A cut above the rest!
A remote control grass cutting machine (“Spider”) is to be tested on the steep Castle Banks on Thursday 27 July.
The structural stability of the banks due to rabbit warrens and the water uptake of some of the trees and the retaining wall at the bottom of the bank will be surveyed in September. Further work will include the inclusion of anchor points for remote controlled machinery and re-profiling of the banks, all to allow safe grass cutting.
The equipment which will be trialled at the castle on 27 August could potentially be used for other steep or difficult and inaccessible areas, once the results of the trial have been evaluated.
There will be consultation on the most effective way of maintaining the river banks. There may be areas where grass cutting would be more beneficial, for example where visitors may want to sit by the river bank, and benefits of leaving the grass to grow in certain areas. This can encourage new species of flora and fauna such as wild flowers, butterflies, kingfishers and voles, and also help prevent erosion of the banks by absorbing surface water runoff from nearby roads and pavements.
Provost of Inverness Helen Carmichael said: “I am keen to see how the remote control machine works.

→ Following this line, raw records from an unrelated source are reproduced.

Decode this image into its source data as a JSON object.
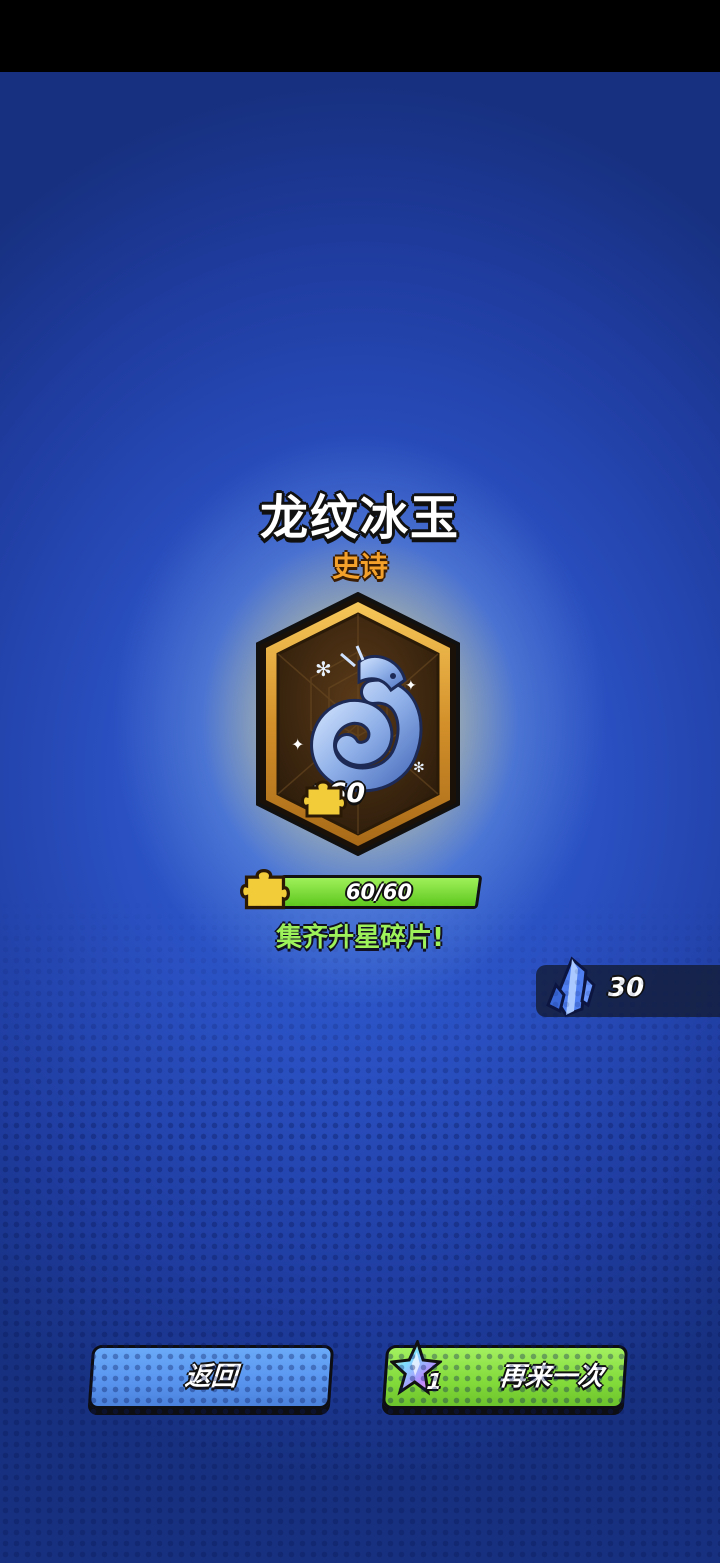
{
  "item": {
    "name": "龙纹冰玉",
    "rarity": "史诗",
    "reward_count": "+60",
    "icon": "ice-jade-dragon-icon"
  },
  "progress": {
    "text": "60/60",
    "current": 60,
    "max": 60,
    "fraction": 1.0,
    "icon": "puzzle-piece-icon"
  },
  "status_message": "集齐升星碎片!",
  "currency": {
    "icon": "blue-crystal-icon",
    "value": "30"
  },
  "buttons": {
    "back_label": "返回",
    "again_label": "再来一次",
    "again_cost": "1",
    "again_cost_icon": "rainbow-star-gem-icon"
  },
  "colors": {
    "rarity": "#f3a12a",
    "progress_fill": "#7ad832",
    "status": "#9ef25a",
    "back_button": "#5a96f0",
    "again_button": "#84dc3c"
  }
}
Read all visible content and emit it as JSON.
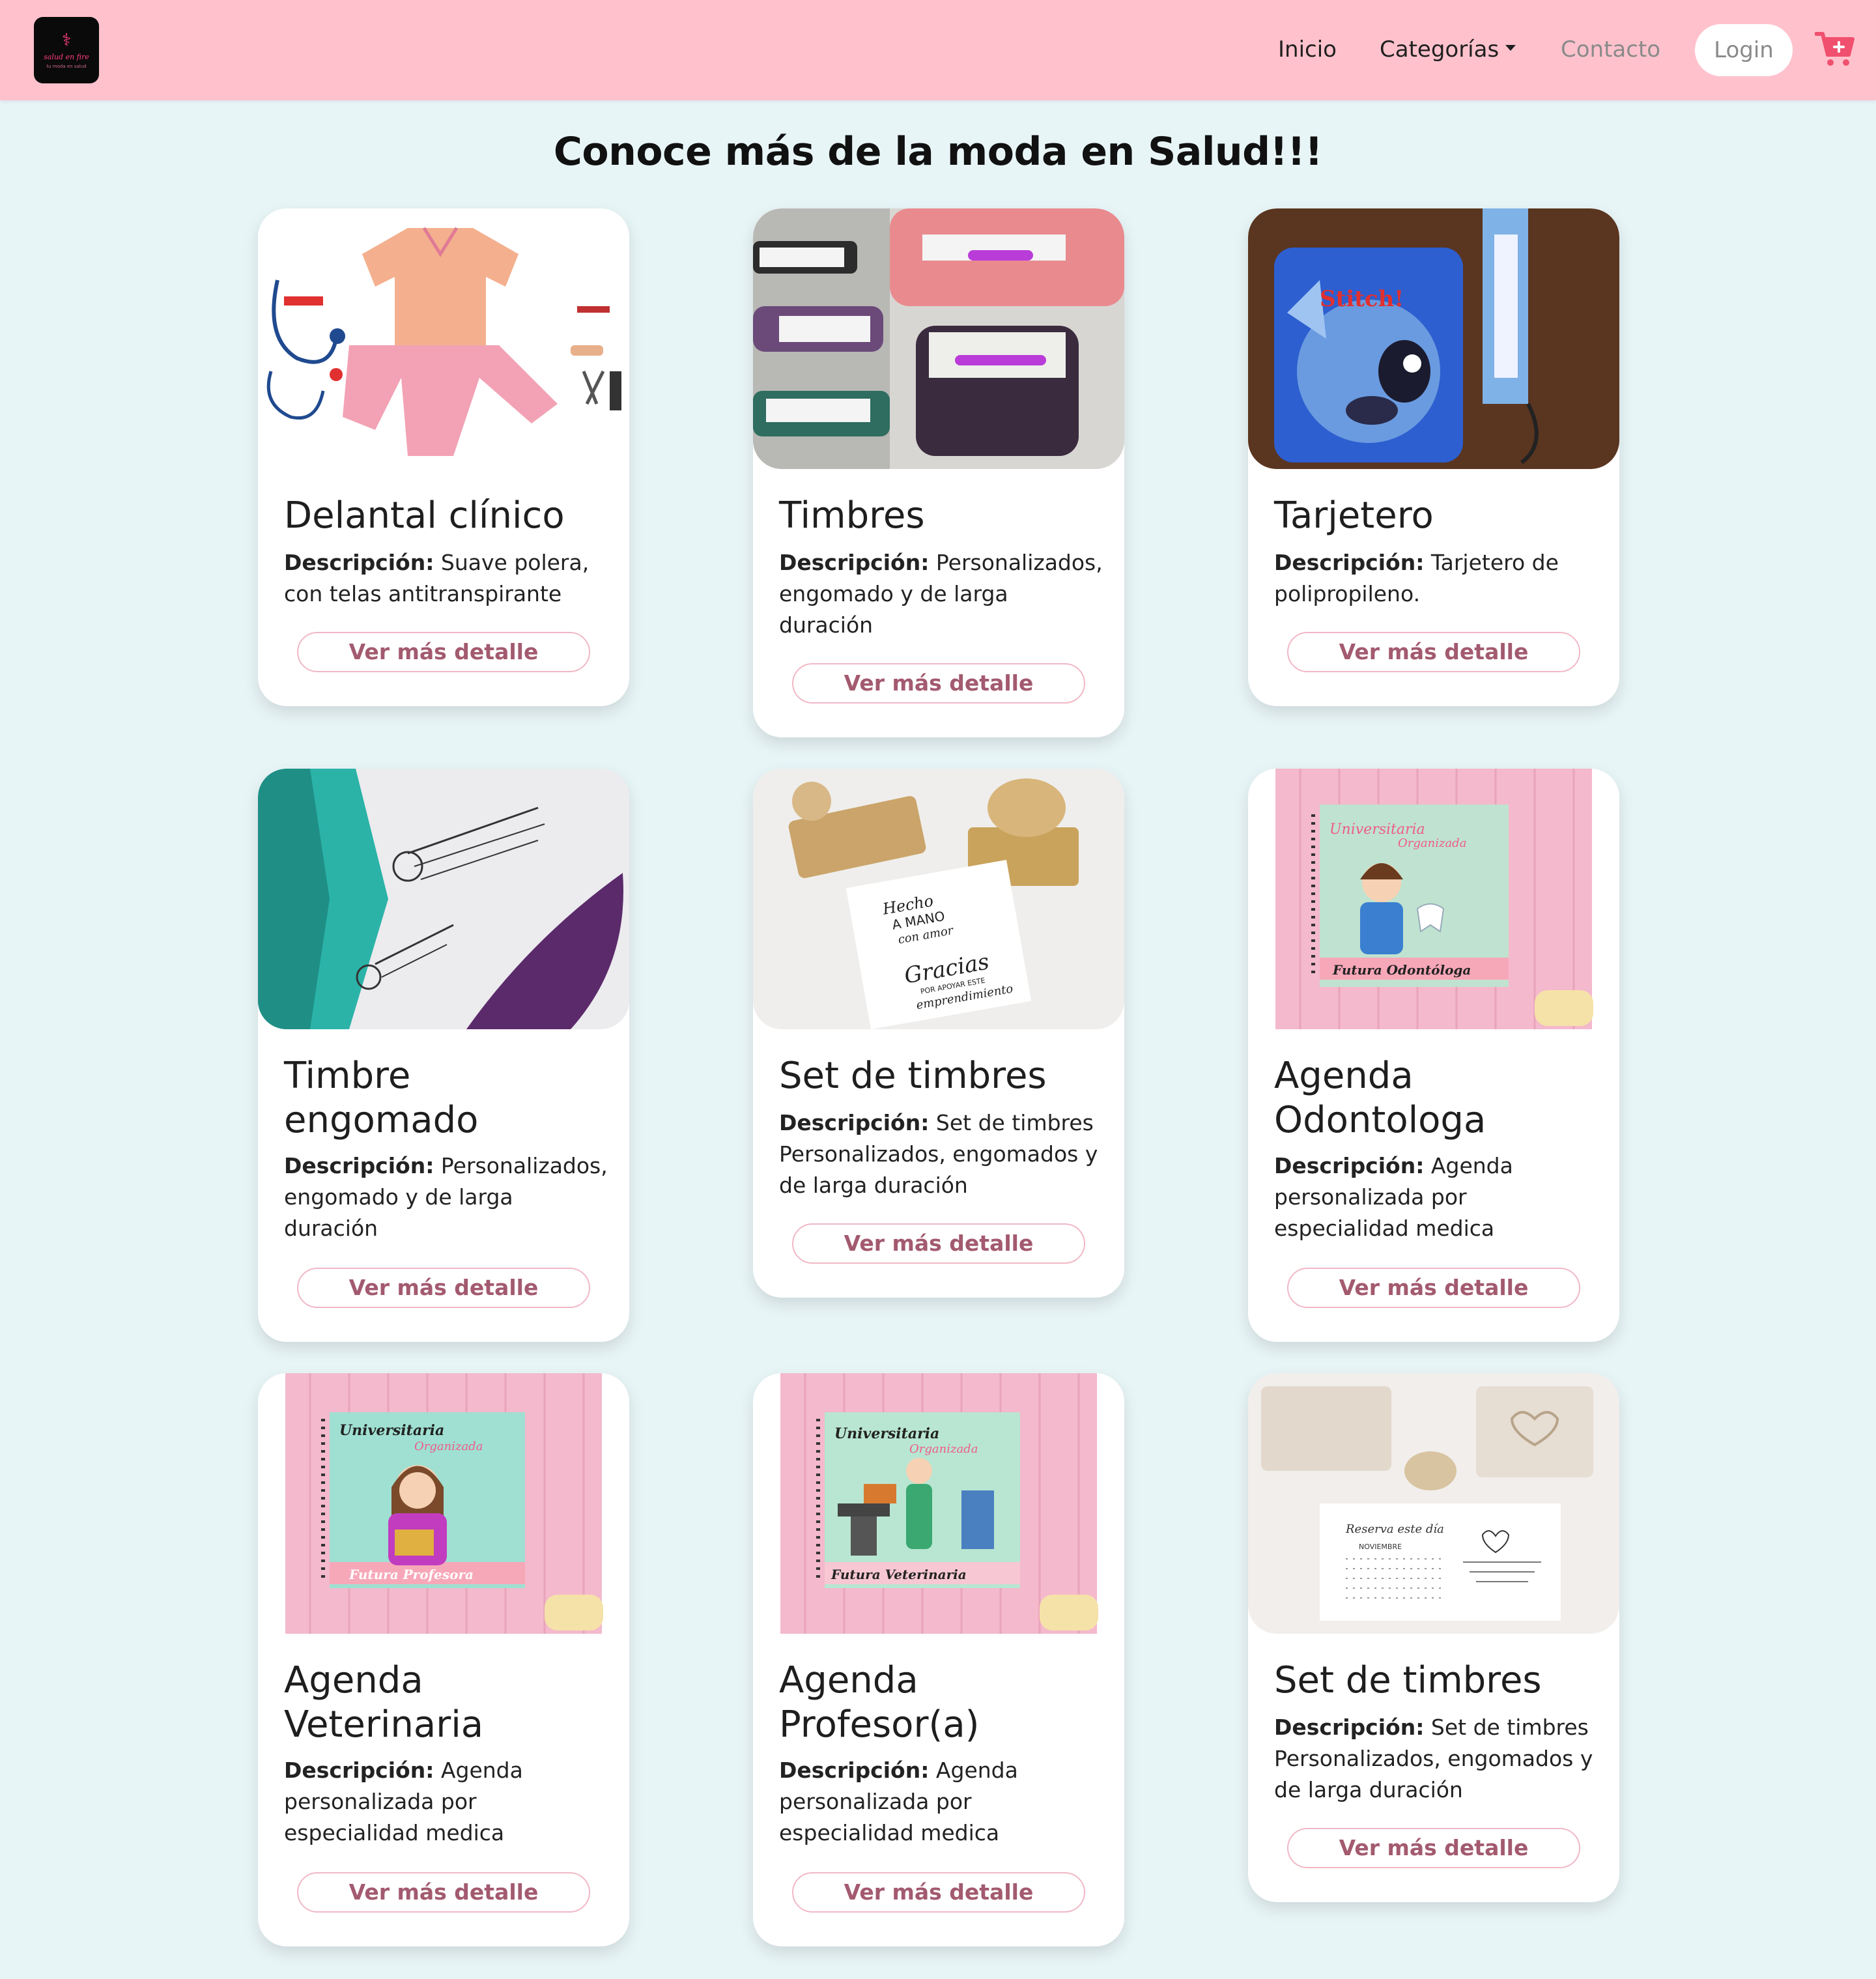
{
  "nav": {
    "logo_text": "salud en fire",
    "logo_sub": "tu moda en salud",
    "inicio": "Inicio",
    "categorias": "Categorías",
    "contacto": "Contacto",
    "login": "Login",
    "cart_icon": "cart-plus-icon"
  },
  "page_title": "Conoce más de la moda en Salud!!!",
  "desc_label": "Descripción:",
  "products": [
    {
      "title": "Delantal clínico",
      "desc": "Suave polera, con telas antitranspirante",
      "button": "Ver más detalle"
    },
    {
      "title": "Timbres",
      "desc": "Personalizados, engomado y de larga duración",
      "button": "Ver más detalle"
    },
    {
      "title": "Tarjetero",
      "desc": "Tarjetero de polipropileno.",
      "button": "Ver más detalle"
    },
    {
      "title": "Timbre engomado",
      "desc": "Personalizados, engomado y de larga duración",
      "button": "Ver más detalle"
    },
    {
      "title": "Set de timbres",
      "desc": "Set de timbres Personalizados, engomados y de larga duración",
      "button": "Ver más detalle"
    },
    {
      "title": "Agenda Odontologa",
      "desc": "Agenda personalizada por especialidad medica",
      "button": "Ver más detalle"
    },
    {
      "title": "Agenda Veterinaria",
      "desc": "Agenda personalizada por especialidad medica",
      "button": "Ver más detalle"
    },
    {
      "title": "Agenda Profesor(a)",
      "desc": "Agenda personalizada por especialidad medica",
      "button": "Ver más detalle"
    },
    {
      "title": "Set de timbres",
      "desc": "Set de timbres Personalizados, engomados y de larga duración",
      "button": "Ver más detalle"
    }
  ],
  "image_text": {
    "stitch": "Stitch!",
    "hecho": "Hecho",
    "a_mano": "A MANO",
    "con_amor": "con amor",
    "gracias": "Gracias",
    "por_apoyar": "POR APOYAR ESTE",
    "emprendimiento": "emprendimiento",
    "universitaria": "Universitaria",
    "organizada": "Organizada",
    "futura_odontologa": "Futura Odontóloga",
    "futura_profesora": "Futura Profesora",
    "futura_veterinaria": "Futura Veterinaria",
    "reserva": "Reserva este día",
    "noviembre": "NOVIEMBRE"
  },
  "colors": {
    "navbar": "#ffc2cd",
    "background": "#e8f5f7",
    "button_text": "#a35a6f",
    "cart": "#f0506e"
  }
}
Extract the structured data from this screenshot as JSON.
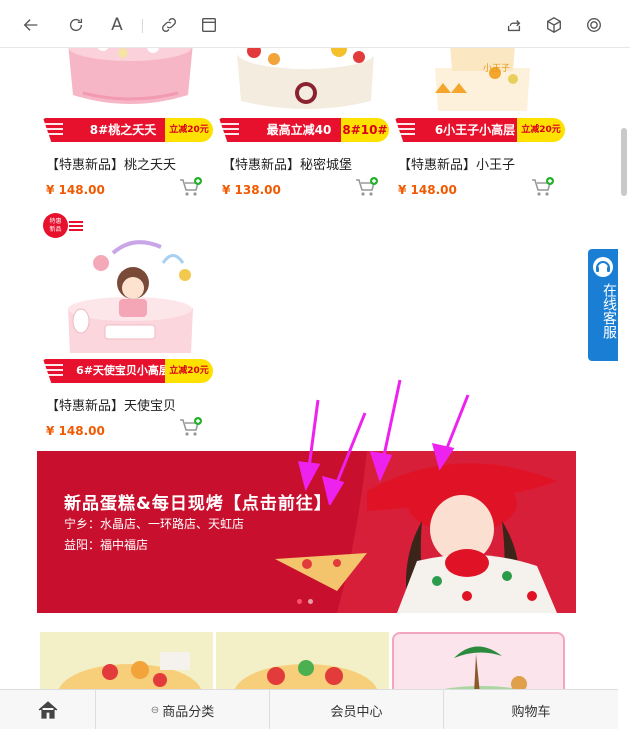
{
  "toolbar": {
    "icons": [
      "back-icon",
      "refresh-icon",
      "text-size-icon",
      "link-icon",
      "reader-icon",
      "share-icon",
      "package-icon",
      "settings-icon"
    ],
    "text_size_glyph": "A"
  },
  "products": [
    {
      "name": "【特惠新品】桃之夭夭",
      "price": "¥ 148.00",
      "promo": "8#桃之夭夭",
      "tag": "立减20元"
    },
    {
      "name": "【特惠新品】秘密城堡",
      "price": "¥ 138.00",
      "promo": "最高立减40",
      "tag": "8#10#"
    },
    {
      "name": "【特惠新品】小王子",
      "price": "¥ 148.00",
      "promo": "6小王子小高层",
      "tag": "立减20元"
    },
    {
      "name": "【特惠新品】天使宝贝",
      "price": "¥ 148.00",
      "promo": "6#天使宝贝小高层",
      "tag": "立减20元"
    }
  ],
  "special_badge": {
    "line1": "特惠",
    "line2": "新品"
  },
  "service_tab": {
    "label": "在线客服"
  },
  "banner": {
    "title": "新品蛋糕&每日现烤【点击前往】",
    "line2": "宁乡：水晶店、一环路店、天虹店",
    "line3": "益阳：福中福店",
    "slides_total": 2,
    "slide_active": 1
  },
  "bottom_nav": {
    "home_icon": "home-icon",
    "category": "商品分类",
    "member": "会员中心",
    "cart": "购物车"
  },
  "colors": {
    "accent_red": "#e8112d",
    "price_orange": "#f05a00",
    "service_blue": "#1a7fd4",
    "arrow_magenta": "#ee22ee"
  }
}
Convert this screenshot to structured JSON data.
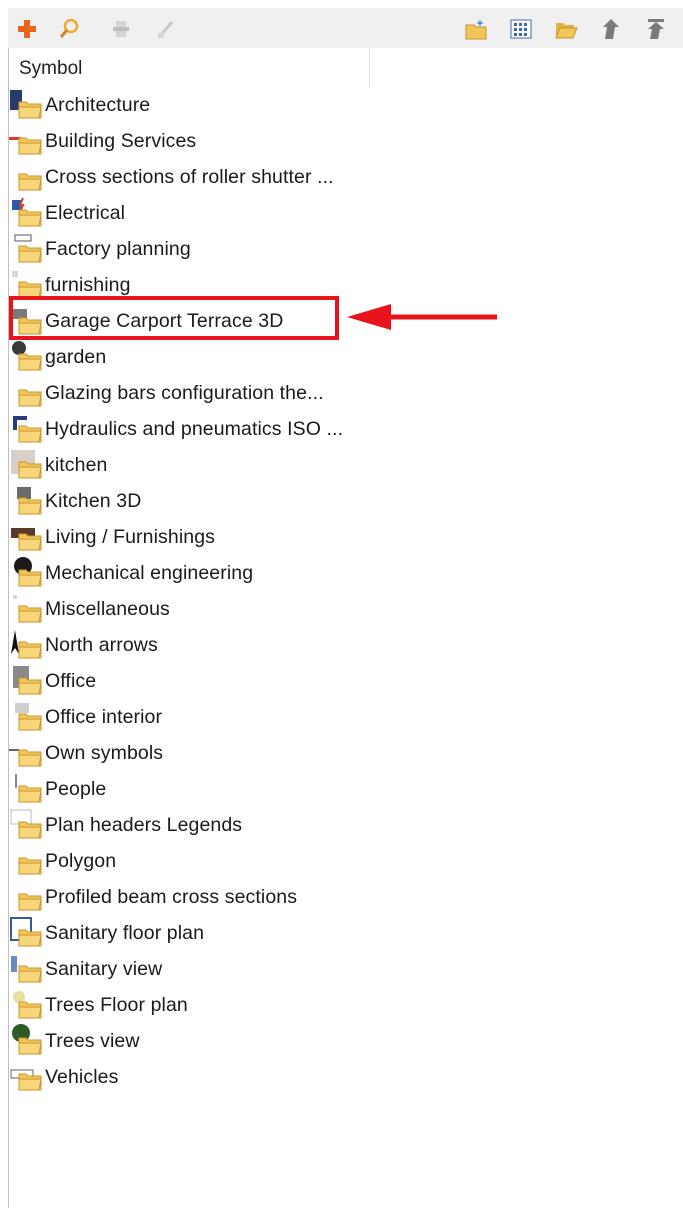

It should make grass cutting much easier in inaccessible areas such as the castle banks and will vastly improve the look of the area.”
For 2018, the council is considering introducing a type of grass that is more easily managed in the longer term.